As a frontline worker, Washburn feels COVID-19 has certainly impacted her on a personal level. The fears of transmitting COVID-19 to family or friends remains on the forefront of her mind. She misses church and those personal connections. As a mother to a young son, she described the challenges of explaining why life is so different, why school is different, and why they cannot attend church.
“It’s been so difficult to explain to him why life has to be so different,” she said. “I try to explain to him, also, that we have hope and it’s not always going to be this way if everybody will do what they’re supposed to do.”
For Washburn, the hope for a better tomorrow is what is carrying her through. “It’s such a simple thing we can do. Wear a mask, distance ourselves, and get the vaccine, if everyone will just listen and heed the warnings.”
Washburn sees the effects of COVID-19 and she describes the devastation of witnessing how the virus ravages the human body. “It affects everyone, every age, every race, every gender, it does not discriminate,” she said.
Those on the frontline are losing their lives and jobs to COVID-19 as well, causing a shortage of physicians and healthcare workers to care for the sick. “You can’t make up 30 and 40 years of experience and training on a dime; you can’t replace someone like that. There are people who cannot safely work in healthcare during the pandemic due to underlying health conditions or due to their age, and they are retiring — not just in healthcare, in many fields, like education.”
Still, despite all the heartache Washburn has seen, she remains positive. “Even if you can just change the mind of one person, you can make a huge difference; it can potentially affect the lives of hundreds of people,” she said.
As we turn the corner on the new year, numbers continue to rise and will keep rising as we reach the peak of the post-holiday surge. In just the last 14 days, Blount County has added close to 650 positive cases, while the state added nearly 60,000. Most hospitals across the state are at capacity and running low on resources from the first round of the holiday surge of COVID-19 patients.
Teachers and students in both the Blount County and Oneonta City school systems returned to in-person classes yesterday. It is unclear when vaccines will be available to teachers and school administrators.
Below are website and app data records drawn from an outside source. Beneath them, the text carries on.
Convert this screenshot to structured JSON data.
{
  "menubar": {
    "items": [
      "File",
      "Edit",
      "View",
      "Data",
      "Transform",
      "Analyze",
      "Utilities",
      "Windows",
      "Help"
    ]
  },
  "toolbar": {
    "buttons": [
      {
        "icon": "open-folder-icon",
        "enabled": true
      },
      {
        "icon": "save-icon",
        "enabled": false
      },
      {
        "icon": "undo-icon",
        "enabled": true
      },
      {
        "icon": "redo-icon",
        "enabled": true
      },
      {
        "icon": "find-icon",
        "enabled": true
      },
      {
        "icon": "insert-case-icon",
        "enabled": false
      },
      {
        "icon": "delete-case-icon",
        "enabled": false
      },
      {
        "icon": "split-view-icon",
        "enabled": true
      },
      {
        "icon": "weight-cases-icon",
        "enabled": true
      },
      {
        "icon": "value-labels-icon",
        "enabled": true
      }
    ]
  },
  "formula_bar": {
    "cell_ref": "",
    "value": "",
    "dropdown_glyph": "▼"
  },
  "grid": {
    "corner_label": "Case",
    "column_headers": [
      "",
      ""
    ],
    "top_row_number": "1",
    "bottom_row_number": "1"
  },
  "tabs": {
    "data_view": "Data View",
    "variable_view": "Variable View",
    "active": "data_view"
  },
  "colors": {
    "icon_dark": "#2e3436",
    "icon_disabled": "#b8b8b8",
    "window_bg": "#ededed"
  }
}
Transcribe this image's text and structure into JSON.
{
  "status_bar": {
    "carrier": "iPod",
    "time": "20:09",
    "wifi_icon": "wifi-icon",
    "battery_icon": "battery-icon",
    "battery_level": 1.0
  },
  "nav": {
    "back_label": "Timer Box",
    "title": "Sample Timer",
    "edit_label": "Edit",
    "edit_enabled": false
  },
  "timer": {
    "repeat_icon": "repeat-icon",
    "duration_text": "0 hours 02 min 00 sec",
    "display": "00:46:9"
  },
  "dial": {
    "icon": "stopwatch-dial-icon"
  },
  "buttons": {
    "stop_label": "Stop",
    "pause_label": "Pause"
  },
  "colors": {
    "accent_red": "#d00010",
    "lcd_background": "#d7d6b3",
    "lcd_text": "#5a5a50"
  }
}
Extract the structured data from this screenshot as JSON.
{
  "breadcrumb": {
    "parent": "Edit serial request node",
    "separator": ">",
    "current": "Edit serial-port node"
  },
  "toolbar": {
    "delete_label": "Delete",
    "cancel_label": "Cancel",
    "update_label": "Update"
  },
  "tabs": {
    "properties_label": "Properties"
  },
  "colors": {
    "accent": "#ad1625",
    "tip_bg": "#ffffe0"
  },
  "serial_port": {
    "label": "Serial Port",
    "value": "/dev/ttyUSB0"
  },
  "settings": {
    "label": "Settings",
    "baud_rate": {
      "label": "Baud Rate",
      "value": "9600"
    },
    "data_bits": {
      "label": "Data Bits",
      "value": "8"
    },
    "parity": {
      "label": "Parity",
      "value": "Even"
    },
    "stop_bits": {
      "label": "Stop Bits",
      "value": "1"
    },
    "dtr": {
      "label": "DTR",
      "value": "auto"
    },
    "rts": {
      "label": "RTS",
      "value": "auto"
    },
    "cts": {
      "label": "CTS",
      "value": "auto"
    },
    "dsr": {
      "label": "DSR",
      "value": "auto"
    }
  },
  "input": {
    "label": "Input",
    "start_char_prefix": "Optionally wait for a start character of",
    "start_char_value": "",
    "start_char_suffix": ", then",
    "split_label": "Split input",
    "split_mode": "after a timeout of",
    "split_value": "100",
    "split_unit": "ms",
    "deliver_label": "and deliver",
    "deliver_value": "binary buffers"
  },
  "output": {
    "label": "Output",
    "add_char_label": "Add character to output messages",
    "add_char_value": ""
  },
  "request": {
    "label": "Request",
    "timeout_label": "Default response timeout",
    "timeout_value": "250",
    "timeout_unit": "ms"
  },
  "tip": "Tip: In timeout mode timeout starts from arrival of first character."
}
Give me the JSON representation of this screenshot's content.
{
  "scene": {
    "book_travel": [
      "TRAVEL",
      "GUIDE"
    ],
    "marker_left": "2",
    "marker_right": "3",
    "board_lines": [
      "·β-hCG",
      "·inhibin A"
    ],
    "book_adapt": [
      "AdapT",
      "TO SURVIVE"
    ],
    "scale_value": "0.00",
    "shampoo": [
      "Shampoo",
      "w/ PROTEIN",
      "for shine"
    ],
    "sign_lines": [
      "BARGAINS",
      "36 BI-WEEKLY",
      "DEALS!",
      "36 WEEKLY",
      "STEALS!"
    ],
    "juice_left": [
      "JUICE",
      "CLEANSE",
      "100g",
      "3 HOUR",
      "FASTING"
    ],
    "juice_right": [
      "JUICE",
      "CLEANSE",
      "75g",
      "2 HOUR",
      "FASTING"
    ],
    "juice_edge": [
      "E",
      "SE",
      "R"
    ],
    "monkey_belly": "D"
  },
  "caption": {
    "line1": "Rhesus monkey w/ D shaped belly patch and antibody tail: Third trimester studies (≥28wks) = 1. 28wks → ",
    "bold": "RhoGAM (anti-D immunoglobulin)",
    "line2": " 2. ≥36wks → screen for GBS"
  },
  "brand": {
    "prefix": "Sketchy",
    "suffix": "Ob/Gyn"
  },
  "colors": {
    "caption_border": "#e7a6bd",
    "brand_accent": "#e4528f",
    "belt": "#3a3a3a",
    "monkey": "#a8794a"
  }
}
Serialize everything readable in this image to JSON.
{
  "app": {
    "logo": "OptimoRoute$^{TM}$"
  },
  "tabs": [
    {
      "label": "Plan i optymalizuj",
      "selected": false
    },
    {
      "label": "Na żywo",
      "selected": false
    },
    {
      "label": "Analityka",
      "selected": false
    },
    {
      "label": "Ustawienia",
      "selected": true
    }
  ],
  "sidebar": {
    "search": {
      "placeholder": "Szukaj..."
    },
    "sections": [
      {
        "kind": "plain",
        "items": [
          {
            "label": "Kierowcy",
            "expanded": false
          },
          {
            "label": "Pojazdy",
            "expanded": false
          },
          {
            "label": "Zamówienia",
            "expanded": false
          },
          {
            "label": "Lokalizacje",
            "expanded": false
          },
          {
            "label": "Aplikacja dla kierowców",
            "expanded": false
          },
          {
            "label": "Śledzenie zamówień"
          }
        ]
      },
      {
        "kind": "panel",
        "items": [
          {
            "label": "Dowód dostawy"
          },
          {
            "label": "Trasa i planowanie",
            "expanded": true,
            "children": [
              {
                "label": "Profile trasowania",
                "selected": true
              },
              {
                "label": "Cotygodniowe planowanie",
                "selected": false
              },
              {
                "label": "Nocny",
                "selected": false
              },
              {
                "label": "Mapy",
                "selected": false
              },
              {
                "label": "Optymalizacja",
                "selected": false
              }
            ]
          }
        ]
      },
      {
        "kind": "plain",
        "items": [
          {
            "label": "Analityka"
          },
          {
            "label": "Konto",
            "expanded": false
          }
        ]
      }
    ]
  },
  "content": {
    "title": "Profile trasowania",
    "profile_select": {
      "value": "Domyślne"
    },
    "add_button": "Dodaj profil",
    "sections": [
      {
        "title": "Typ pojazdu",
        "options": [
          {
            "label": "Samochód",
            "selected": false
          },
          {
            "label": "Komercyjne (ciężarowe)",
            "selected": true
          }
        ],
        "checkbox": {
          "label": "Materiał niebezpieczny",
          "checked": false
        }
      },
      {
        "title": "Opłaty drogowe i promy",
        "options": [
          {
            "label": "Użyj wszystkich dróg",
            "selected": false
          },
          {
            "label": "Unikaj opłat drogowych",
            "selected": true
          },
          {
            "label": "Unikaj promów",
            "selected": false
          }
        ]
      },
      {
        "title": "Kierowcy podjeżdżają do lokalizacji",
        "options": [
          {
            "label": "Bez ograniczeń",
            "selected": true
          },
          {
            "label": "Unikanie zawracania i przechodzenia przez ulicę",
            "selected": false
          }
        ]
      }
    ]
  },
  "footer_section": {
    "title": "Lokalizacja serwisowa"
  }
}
Vaccines for healthy school-age children will not be available until Phase Two, which will likely be months from now as the number of available vaccines the state has is not nearly enough to vaccinate all the healthcare workers and the others covered under Phase One.